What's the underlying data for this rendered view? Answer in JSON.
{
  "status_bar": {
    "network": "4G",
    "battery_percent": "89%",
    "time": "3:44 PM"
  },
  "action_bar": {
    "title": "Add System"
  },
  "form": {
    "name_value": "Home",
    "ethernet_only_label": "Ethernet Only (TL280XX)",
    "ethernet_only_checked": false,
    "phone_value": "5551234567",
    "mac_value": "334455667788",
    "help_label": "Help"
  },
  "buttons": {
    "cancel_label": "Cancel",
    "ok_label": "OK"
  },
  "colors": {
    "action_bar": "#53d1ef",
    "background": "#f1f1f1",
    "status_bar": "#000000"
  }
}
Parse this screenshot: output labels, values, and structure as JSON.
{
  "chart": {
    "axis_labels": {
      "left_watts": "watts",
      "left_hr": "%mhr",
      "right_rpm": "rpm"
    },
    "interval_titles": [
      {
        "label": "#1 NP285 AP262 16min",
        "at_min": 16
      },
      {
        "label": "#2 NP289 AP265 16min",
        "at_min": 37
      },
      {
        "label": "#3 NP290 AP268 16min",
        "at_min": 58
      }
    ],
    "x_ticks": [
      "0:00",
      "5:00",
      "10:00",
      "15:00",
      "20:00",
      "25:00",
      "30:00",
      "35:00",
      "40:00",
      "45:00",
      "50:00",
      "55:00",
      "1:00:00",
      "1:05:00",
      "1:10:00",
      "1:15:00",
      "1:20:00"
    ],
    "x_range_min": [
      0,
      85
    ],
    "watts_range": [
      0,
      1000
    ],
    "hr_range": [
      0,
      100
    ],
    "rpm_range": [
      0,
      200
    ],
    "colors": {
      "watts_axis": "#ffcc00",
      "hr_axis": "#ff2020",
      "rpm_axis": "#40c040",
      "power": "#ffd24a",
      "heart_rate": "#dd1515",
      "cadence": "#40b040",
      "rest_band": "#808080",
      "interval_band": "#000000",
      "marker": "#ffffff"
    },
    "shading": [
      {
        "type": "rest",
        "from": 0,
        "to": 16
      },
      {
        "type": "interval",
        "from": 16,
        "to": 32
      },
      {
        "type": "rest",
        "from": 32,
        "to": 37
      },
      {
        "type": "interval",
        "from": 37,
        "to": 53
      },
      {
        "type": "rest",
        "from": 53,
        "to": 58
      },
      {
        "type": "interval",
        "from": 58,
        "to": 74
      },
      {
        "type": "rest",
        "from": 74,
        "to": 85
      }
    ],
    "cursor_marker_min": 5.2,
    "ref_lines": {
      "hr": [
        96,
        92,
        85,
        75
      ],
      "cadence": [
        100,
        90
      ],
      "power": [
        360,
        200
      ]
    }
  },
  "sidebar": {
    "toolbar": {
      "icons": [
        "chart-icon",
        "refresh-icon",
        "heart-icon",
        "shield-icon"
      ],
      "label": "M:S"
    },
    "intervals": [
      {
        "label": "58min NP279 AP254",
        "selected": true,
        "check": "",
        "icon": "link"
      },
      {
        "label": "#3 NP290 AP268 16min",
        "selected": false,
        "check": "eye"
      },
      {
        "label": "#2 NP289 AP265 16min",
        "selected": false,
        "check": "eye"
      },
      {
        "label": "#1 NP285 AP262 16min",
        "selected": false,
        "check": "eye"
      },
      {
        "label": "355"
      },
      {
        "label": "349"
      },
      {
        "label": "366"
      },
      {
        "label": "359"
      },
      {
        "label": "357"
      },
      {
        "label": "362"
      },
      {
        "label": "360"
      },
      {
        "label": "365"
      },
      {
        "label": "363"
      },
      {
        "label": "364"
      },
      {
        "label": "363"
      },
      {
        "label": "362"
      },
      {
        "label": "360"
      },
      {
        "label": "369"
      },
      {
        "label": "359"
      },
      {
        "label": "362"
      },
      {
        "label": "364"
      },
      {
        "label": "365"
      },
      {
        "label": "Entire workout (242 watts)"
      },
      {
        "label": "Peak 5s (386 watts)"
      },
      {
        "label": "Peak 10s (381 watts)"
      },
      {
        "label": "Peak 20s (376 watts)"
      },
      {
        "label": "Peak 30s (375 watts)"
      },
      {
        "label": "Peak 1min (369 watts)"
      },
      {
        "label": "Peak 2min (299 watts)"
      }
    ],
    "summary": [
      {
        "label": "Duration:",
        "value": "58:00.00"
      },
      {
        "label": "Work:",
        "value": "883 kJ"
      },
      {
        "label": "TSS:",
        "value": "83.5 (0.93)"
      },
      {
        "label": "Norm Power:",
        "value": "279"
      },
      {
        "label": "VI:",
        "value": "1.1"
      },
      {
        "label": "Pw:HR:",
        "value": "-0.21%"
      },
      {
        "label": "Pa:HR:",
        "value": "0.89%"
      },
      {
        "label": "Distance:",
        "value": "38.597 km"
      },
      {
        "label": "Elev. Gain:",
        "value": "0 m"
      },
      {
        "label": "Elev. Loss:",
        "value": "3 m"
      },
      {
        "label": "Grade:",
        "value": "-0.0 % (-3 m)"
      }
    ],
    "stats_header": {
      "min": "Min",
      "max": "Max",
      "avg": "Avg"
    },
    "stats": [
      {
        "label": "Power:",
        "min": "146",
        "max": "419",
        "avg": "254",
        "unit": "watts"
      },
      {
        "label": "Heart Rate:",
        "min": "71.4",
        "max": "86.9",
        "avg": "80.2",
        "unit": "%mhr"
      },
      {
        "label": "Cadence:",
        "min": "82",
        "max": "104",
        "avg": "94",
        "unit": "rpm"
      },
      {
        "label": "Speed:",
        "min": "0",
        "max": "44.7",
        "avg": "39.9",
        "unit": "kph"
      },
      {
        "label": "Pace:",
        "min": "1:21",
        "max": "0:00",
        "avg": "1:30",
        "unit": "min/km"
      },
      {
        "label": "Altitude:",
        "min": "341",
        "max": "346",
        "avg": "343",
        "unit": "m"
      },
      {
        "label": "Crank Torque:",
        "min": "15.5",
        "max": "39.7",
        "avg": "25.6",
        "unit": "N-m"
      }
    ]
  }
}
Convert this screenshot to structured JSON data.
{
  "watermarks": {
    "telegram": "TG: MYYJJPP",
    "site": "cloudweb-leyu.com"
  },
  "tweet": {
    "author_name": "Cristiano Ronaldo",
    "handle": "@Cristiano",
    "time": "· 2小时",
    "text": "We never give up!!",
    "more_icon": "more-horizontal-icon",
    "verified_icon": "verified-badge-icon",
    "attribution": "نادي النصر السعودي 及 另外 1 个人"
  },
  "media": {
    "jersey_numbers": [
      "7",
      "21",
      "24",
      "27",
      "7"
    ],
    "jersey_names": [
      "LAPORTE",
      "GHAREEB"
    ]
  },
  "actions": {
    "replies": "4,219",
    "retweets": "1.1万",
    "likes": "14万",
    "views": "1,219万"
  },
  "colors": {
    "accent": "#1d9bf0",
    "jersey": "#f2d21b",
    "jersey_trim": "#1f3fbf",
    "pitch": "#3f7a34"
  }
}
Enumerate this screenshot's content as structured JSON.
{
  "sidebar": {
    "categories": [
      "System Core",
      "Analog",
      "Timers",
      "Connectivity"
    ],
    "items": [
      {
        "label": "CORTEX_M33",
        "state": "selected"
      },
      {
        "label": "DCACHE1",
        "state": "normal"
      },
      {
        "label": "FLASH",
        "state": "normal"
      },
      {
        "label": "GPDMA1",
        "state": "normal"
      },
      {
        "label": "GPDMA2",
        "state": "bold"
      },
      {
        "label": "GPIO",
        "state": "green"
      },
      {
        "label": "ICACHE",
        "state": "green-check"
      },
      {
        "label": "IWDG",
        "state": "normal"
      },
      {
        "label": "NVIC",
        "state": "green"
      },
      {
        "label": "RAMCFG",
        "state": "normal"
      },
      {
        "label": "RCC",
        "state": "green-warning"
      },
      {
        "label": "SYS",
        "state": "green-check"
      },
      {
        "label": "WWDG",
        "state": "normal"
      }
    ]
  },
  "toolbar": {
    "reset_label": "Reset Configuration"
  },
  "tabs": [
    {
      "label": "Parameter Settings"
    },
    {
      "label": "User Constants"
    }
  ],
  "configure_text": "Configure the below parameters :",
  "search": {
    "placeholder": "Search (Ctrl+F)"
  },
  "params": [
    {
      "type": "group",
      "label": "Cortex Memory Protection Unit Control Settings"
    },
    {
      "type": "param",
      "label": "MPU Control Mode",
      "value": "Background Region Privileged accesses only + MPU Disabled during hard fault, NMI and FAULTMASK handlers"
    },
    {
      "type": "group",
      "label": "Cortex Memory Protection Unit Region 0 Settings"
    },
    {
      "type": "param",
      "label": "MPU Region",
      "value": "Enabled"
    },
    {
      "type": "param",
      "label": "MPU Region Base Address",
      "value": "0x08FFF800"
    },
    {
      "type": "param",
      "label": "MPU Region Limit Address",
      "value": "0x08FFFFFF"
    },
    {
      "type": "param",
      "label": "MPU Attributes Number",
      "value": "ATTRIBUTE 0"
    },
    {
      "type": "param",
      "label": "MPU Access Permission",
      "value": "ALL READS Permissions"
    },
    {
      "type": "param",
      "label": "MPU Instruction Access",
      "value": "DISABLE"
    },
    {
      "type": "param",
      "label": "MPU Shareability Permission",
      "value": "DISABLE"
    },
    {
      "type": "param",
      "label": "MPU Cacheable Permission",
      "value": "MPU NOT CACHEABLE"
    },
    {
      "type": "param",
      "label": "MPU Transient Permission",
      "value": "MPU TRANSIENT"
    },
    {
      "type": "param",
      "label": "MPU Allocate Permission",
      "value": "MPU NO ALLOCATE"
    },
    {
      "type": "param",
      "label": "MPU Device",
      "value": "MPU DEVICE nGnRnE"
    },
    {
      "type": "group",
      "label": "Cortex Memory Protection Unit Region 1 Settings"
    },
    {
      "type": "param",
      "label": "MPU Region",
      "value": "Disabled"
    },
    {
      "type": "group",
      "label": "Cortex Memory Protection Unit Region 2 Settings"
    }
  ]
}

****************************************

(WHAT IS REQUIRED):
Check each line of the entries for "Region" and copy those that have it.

(SOLVED PROBLEM):
      "value": "Background Region Privileged accesses only + MPU Disabled during hard fault, NMI and FAULTMASK handlers"
      "label": "Cortex Memory Protection Unit Region 0 Settings"
      "label": "MPU Region",
      "label": "MPU Region Base Address",
      "label": "MPU Region Limit Address",
      "label": "Cortex Memory Protection Unit Region 1 Settings"
      "label": "MPU Region",
      "label": "Cortex Memory Protection Unit Region 2 Settings"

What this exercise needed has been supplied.